CMS’ Potential Disclosure of Physician Reimbursement Data Divides Medical Community

CMS posted on its website 130 comments from 300 organizations and individuals it received in response to its solicitation for comments regarding the potential release of physician payment data. CMS is rethinking its position on this matter after a federal court in Florida issued its decision in Florida Medical Association Inc v. Department of Health, Education and Welfare which lifted an injunction from 1979 that barred the disclosure of individual physician reimbursement information.  The district court in that decision stated the Privacy Act upon which the 1979 Injunction is based, was “no longer good law,” and thus the permanent injunction “rests upon a legal principle that can no longer be sustained.”

CMS specifically requested input on the following:
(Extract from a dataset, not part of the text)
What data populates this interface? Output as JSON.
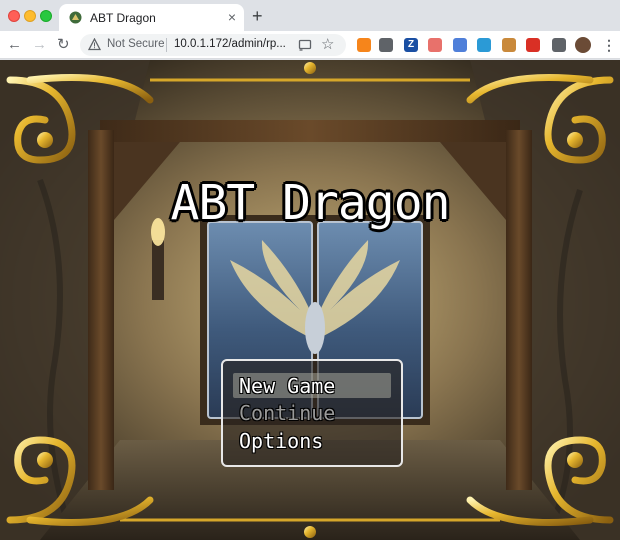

  • Whether physicians have a privacy interest in information concerning payments they receive from Medicare and, if so, how to properly weigh the balance between that privacy interest and the public interest in disclosure of Medicare payment information, including physician-identifiable reimbursement data.
  • What specific policies CMS should consider with respect to disclosure of individual physician payment data that will further the goals of improving the quality and value of care, enhancing access and availability of CMS data, increasing transparency in government, and reducing fraud, waste, and abuse within CMS programs.
  • The form in which CMS should release information about individual physician payment, should CMS choose to release it (e.g., line item claim details, aggregated data at the individual physician level).

The comments CMS received supported both sides of this issue. The American Association of Retired Persons (AARP) stated it believed the public has a right to know how public funds are used by Medicare participating physicians and it urged CMS to release physician level data. On the other hand, the American Medical Association, the American Medical Directors Association, the American Academy of Dermatology Association as well as several other organizations, sent a joint letter urging CMS to keep existing safeguards intact for the public reporting of Medicare data and encouraged it to consider ways to increase flexibility for non-public or internal uses that pose fewer privacy and reputational risks. They also recommended that CMS protect the privacy of the patient and the physician’s identifiable information and they discouraged the disclosure of public reporting of claims data without any relevant quality information or the inclusion of other payer resources.

The American College of Physician Executives (ACPE) polled its members to gauge how they felt about the possible release of their reimbursement data to the public.  Of the 588 ACPE members who responded, approximately 46 percent did not agree with releasing the data, while 42 percent indicated they were fine with the release, and 12 percent remained unsure.  Members opposed to releasing the data submitted comments such as, “What purpose does this action serve” and “This is not a form of transparency that will benefit budgeting, planning or patient care.”  Members who supported the  release of the data stated, “We live in an information age… we should be able to look up online where our money is going at all times” and “It gives an appearance of having something to hide, and thus reduces public trust in our profession…I just can’t understand that attitude.”

The potential release of Medicare physician reimbursement data is just part of CMS’ move towards greater transparency. Currently, certain physicians are required to disclose their financial relationships with drug and device manufacturers.  The transparency program titled “Open Payments” was mandated by Section 6002 of the Patient Protection and Affordable Care Act (PPACA) (P.L. 111-148).  Physicians who are covered by this program include Doctors of Medicine, Osteopathy, Dentistry, Dental Surgery, Podiatry, Optometry, and Chiropractic Medicine.